Modi swept to power in last year's general election on a promise of speedier growth creating millions of manufacturing jobs. But just 15 months after that electoral triumph, disenchantment has set in. Businesses are getting restless with slow progress in removing the hurdles that have stymied growth.
Political acrimony, meanwhile, has left parliament paralysed. The last session ended without passage of a single reform legislation.
Shilan Shah, India economist at Capital Economics, described the washout session as a "missed opportunity".
Yet India is on mend. Robust growth in indirect tax receipts points to a nascent revival in manufacturing sector. Foreign direct investments are up 30 percent from a year earlier.
However, the improvement in the economy is in large measure due to a crash in global commodity prices, which has cooled inflation and helped narrow the fiscal and current account deficits. Sure, urban consumption demand is picking up, but rural consumers remain glum. With capacity utilisation rates showing no signs of improvement, firms are not in a hurry to invest in new plants and machinery.
Festering problem of bad loans, meanwhile, has impeded credit flow and delayed full transmission of interest rate cuts.
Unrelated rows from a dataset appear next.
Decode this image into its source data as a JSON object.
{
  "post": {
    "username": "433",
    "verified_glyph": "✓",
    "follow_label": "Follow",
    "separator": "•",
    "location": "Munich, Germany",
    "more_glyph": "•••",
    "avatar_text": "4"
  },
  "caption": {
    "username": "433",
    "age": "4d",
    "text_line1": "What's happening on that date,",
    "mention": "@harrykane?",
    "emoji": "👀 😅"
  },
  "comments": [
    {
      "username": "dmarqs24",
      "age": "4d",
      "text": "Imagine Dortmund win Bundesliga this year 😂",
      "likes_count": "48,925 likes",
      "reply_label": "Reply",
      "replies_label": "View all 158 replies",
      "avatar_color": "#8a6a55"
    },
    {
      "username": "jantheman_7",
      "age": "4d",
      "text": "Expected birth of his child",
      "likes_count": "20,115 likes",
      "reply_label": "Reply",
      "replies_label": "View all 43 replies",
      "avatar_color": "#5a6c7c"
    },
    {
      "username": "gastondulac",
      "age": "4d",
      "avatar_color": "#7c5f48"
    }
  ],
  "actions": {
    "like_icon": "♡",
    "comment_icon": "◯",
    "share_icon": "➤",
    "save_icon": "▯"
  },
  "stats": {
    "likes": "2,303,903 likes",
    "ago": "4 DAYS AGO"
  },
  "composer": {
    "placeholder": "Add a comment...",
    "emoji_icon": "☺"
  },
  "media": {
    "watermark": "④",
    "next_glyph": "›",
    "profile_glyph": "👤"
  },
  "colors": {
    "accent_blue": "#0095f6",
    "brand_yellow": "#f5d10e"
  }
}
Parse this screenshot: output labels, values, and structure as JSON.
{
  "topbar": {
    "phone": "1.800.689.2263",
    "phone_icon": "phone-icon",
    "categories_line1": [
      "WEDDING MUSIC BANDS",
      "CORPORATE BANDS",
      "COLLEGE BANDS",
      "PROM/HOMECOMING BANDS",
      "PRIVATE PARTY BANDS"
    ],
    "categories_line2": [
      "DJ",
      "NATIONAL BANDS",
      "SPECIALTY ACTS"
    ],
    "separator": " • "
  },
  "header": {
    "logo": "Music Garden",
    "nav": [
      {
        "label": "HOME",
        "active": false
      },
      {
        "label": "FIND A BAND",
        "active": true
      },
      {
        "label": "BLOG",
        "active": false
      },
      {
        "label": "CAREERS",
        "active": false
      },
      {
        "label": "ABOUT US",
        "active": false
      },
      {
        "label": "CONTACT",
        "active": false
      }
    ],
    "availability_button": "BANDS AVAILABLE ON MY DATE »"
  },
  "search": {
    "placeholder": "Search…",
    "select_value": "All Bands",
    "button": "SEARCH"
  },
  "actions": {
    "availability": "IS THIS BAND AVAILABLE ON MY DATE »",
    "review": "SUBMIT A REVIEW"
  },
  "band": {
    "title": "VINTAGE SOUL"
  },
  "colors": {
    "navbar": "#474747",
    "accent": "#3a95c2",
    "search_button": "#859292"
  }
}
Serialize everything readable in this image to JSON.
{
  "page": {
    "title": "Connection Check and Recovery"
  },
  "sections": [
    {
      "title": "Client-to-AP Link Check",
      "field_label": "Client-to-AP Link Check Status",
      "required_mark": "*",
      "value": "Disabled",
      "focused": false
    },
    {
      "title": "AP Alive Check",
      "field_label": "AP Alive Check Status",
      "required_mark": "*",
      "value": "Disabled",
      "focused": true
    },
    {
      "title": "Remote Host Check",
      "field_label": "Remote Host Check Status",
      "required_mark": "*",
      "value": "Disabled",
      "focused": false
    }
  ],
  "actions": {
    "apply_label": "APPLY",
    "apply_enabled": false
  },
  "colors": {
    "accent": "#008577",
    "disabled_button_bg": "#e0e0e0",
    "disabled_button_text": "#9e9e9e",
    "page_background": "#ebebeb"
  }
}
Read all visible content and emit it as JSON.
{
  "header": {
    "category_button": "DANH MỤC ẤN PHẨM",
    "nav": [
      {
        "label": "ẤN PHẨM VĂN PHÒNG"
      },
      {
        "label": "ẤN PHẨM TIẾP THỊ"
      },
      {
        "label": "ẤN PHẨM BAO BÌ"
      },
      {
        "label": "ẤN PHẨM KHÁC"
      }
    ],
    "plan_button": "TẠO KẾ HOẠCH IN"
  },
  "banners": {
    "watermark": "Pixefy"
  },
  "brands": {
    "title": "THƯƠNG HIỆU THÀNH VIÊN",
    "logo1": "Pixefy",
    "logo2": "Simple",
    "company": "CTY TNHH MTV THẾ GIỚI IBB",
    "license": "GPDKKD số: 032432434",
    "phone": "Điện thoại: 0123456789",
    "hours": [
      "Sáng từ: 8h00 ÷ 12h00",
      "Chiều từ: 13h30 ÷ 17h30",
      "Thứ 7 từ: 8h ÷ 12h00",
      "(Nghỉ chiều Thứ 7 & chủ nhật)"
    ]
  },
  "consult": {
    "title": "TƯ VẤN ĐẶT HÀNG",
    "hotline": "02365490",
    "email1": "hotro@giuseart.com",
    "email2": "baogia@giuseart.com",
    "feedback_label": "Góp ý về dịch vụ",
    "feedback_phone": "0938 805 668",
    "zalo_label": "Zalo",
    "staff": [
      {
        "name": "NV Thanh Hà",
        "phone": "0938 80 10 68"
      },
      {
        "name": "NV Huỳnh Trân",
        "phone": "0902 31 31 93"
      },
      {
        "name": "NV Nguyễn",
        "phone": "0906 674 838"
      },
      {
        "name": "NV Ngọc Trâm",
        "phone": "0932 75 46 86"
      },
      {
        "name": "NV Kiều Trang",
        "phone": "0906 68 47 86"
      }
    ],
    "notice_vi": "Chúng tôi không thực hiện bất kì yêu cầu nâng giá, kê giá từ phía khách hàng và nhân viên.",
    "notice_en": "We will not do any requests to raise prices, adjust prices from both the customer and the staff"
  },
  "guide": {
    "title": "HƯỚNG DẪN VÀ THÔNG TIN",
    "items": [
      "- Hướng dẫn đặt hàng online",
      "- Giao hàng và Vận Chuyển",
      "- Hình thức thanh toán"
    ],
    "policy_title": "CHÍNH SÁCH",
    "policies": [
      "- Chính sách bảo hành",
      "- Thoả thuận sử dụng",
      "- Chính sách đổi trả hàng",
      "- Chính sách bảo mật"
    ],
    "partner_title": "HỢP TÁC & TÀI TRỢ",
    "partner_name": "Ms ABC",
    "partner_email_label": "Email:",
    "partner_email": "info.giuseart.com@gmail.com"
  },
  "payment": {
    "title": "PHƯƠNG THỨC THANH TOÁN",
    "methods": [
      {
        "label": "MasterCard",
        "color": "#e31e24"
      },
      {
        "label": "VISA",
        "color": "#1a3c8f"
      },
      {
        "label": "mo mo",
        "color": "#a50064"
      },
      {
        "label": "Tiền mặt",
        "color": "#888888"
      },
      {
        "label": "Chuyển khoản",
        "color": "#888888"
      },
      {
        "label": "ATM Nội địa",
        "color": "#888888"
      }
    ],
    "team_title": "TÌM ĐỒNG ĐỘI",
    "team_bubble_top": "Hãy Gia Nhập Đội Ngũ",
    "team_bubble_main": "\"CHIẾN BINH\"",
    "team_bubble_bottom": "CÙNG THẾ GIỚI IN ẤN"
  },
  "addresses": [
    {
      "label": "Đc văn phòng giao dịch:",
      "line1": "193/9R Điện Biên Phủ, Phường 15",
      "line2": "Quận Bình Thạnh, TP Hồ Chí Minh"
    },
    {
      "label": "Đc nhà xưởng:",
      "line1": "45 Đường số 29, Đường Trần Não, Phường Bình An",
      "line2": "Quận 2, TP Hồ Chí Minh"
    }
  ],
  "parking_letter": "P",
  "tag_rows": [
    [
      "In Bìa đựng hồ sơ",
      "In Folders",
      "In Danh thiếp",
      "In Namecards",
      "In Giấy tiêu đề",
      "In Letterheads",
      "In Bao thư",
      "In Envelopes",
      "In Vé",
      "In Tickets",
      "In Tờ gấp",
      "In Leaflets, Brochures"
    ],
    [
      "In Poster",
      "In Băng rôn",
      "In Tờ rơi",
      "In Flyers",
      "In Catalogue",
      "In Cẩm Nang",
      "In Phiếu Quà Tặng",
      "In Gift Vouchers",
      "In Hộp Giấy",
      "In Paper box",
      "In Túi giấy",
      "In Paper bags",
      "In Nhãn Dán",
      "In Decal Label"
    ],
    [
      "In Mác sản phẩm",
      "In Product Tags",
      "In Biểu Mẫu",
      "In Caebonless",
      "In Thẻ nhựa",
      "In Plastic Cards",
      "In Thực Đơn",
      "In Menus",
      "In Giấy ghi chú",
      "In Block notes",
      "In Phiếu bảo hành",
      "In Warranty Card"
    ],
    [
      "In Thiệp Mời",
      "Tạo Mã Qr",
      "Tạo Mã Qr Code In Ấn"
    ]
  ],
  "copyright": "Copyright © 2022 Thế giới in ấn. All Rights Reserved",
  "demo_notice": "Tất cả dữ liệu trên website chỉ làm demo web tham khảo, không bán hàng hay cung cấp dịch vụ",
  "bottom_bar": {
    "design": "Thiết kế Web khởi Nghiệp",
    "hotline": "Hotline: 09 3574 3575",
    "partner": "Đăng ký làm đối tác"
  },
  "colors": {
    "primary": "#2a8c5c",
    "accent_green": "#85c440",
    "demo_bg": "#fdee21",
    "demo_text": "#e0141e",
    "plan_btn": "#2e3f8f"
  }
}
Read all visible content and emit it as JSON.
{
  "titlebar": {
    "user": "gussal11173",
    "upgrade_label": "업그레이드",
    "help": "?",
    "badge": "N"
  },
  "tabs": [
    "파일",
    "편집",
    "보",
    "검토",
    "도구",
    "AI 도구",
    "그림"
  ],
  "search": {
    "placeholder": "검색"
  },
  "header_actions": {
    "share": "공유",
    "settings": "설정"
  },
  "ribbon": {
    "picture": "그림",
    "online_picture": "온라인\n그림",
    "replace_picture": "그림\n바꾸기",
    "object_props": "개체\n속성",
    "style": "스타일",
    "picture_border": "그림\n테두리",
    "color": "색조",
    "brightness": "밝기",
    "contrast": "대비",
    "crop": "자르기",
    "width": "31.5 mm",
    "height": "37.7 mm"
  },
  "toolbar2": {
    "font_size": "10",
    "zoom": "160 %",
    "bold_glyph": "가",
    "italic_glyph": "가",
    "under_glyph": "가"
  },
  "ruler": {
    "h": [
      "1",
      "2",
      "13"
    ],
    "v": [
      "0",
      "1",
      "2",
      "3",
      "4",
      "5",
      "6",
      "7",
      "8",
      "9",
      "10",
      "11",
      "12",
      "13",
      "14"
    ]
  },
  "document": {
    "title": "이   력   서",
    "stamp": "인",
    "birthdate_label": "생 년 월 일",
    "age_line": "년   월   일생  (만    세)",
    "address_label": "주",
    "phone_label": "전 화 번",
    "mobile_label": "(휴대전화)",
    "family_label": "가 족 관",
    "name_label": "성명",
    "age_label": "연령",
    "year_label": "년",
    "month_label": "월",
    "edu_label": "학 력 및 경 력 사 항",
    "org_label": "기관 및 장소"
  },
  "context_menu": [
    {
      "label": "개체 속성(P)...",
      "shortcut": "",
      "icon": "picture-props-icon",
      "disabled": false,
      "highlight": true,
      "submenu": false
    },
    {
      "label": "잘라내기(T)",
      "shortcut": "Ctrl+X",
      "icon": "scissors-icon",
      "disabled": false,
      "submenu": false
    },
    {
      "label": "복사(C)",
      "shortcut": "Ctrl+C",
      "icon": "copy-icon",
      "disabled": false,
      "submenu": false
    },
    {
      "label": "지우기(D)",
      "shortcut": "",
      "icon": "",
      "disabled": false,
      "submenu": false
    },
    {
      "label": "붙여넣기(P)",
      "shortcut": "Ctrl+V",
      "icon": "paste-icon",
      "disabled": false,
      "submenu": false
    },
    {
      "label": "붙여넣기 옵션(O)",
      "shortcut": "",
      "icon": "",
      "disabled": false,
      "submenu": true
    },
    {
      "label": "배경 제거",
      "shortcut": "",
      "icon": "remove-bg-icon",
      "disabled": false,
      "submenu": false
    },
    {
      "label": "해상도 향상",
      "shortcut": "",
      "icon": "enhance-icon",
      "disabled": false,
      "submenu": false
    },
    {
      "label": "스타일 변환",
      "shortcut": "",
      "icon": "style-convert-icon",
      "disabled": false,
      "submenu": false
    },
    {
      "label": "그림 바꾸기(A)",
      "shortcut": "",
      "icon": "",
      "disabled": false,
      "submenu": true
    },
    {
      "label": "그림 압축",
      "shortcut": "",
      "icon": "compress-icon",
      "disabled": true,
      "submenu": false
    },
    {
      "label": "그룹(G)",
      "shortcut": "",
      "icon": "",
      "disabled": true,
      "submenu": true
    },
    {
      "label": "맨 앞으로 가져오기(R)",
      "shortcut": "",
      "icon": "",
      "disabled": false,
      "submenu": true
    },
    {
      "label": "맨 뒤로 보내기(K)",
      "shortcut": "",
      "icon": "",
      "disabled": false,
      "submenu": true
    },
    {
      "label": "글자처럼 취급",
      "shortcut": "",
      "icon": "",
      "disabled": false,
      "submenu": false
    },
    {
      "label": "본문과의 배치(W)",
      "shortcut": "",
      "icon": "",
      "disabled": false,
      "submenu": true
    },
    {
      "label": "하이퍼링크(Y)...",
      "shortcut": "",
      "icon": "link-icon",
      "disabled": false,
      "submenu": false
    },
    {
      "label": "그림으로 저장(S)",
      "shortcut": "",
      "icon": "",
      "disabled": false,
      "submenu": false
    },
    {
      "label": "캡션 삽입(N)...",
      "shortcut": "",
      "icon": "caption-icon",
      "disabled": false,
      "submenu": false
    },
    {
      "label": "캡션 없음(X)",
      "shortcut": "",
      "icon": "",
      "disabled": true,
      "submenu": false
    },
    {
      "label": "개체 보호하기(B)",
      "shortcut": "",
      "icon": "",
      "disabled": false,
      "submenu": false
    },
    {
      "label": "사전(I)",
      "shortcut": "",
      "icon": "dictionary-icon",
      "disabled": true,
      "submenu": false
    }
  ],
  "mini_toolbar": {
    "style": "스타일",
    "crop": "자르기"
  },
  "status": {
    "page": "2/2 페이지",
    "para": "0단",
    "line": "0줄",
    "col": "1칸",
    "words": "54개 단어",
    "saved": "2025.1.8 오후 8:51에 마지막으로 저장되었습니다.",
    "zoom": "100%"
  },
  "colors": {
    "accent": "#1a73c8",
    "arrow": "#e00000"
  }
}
The Reserve Bank of India has cut the policy repo rate by 75 basis points since January, but banks, in response, have lowered lending rates by just 30 basis points.
"Key structural reforms remain crucial for a sustained pickup in economic growth," analysts at Yes Bank said in a note.